_Exercise prompt_
Throughout the records below, find the lines with the string "text" and give how many there are, nothing else.

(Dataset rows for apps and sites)
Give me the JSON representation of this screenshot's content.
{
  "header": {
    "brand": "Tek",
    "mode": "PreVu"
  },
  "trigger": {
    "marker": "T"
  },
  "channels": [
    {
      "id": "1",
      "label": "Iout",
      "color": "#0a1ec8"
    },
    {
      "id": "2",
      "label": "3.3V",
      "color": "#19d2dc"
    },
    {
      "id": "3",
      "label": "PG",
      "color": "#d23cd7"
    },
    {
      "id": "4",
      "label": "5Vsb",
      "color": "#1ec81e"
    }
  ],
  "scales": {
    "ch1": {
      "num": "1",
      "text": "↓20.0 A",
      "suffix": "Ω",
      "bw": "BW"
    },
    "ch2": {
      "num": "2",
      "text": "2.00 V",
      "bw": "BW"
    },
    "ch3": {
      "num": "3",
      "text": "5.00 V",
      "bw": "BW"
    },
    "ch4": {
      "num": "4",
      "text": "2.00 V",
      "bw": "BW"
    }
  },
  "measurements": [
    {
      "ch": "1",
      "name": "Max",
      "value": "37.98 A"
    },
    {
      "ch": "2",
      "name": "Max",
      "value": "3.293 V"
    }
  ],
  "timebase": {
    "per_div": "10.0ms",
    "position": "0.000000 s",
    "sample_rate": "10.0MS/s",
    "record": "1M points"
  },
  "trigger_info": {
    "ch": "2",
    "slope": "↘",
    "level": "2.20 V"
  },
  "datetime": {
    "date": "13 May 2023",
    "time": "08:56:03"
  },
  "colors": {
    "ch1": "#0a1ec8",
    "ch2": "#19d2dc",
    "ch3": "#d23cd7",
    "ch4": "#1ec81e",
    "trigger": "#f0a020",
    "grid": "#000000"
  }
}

_Answer section_
4